Student Social Action Projects
- The Earth Day Project
To celebrate Earth Day students decorate paper grocery bags with pro-environmental messages, and give them to stores to use to hold customers' groceries.
In this project, students pick up litter at local beaches, which they then analyze and categorize. Students use email to share the data with participating schools. The project then encourages students to draw conclusions from the data and discuss ways they can reduce pollution.
- Nonprofit Prophets
This is an interactive project that challenges groups of students to investigate a problem that they see in the world, and then create a World Wide Web Resource page on the Internet that teaches the world about the problem. Typically, students collaborate with local non-profit agencies that need a web site.
Find out what you can do to help save the rainforest.
Student Community Service Projects
- Do Something
Do Something is a national non-profit organization that inspires young people to believe that change is possible, and trains, funds and mobilizes them to be leaders who measurably strengthen their communities. They offer $500 grants to youth under 30 to implement service projects in their communities. Stop by this site for a grant application and to find out more about the many other programs they sponsor.
- Youth Service America
Enter your zip code to find volunteer opportunities in your community.
- Kids Can Make a Difference
Kids Can Make A Difference® (KIDS), an educational program for middle and high school students, focuses on the root causes of hunger and poverty, the people most affected, solutions, and how students can help. The major goal is to stimulate the students to take some definite follow-up actions as they begin to realize that one person can make a difference. The best click, however, is the What Kids Can Do page.
The young people in AmeriCorps work in one of 430 programs designed to meet specific community needs in four areas: education, public safety, human services, and the environment. Volunteers tutor elementary school students, start neighborhood crime watches, provide companionship to the elderly, and restore coastlines, among other things.
for National and Community Service
The Corporation for National Service is the private-public partnership which oversees such agencies as Learn and Serve America, AmeriCorps, National Civilian Conservation Corps and SeniorCorps. You can find out about new funding initiatives, as well as locate general resources on service-learning here.
- Help the Homeless
This site teaches kids who the homeless are and what they can do to help them.
Adult Volunteer Opportunities
- Peace Corps
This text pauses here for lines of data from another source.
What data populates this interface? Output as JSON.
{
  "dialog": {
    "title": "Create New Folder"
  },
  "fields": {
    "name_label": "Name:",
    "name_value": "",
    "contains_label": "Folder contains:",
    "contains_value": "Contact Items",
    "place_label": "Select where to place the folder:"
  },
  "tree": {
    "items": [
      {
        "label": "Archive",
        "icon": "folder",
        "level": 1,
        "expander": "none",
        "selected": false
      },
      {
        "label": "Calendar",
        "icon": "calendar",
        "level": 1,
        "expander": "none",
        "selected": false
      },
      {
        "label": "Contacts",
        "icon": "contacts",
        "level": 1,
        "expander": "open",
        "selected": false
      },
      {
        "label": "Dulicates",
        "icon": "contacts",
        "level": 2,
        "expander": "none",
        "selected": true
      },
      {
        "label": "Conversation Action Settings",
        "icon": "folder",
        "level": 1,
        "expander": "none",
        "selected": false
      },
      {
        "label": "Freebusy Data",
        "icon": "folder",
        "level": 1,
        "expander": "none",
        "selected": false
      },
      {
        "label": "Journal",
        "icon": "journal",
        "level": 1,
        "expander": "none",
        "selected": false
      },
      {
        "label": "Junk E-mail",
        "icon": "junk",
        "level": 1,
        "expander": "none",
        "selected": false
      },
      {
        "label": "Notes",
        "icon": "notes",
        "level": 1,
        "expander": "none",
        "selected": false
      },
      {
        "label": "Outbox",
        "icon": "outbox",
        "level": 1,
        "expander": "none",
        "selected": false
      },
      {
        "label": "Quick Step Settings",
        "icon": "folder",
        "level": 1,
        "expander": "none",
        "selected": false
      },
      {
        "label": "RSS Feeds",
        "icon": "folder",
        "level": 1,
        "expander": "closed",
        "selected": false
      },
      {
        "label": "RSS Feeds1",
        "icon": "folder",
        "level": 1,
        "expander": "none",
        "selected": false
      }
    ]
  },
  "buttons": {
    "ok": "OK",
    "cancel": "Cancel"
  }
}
Peace Corps is an independent overseas volunteer program of the United States government. Men and women in the Peace Corps work with people in developing countries to help them improve their living conditions. The chief goals of the corps are (1) to help the poor obtain everyday needs, (2) to promote world peace, and (3) to increase understanding between Americans and the people of other nations.
- Red Cross
Red Cross is an organization that works to relieve human suffering and has more than 10 million volunteers, including blood donors and students. The programs and services of the American Red Cross are funded by voluntary contributions.
- Habitat for
Volunteers apply hands-on solutions to the need for affordable housing. Together with low-income individuals needing a place of their own, individuals donate their time to build "simple, decent homes."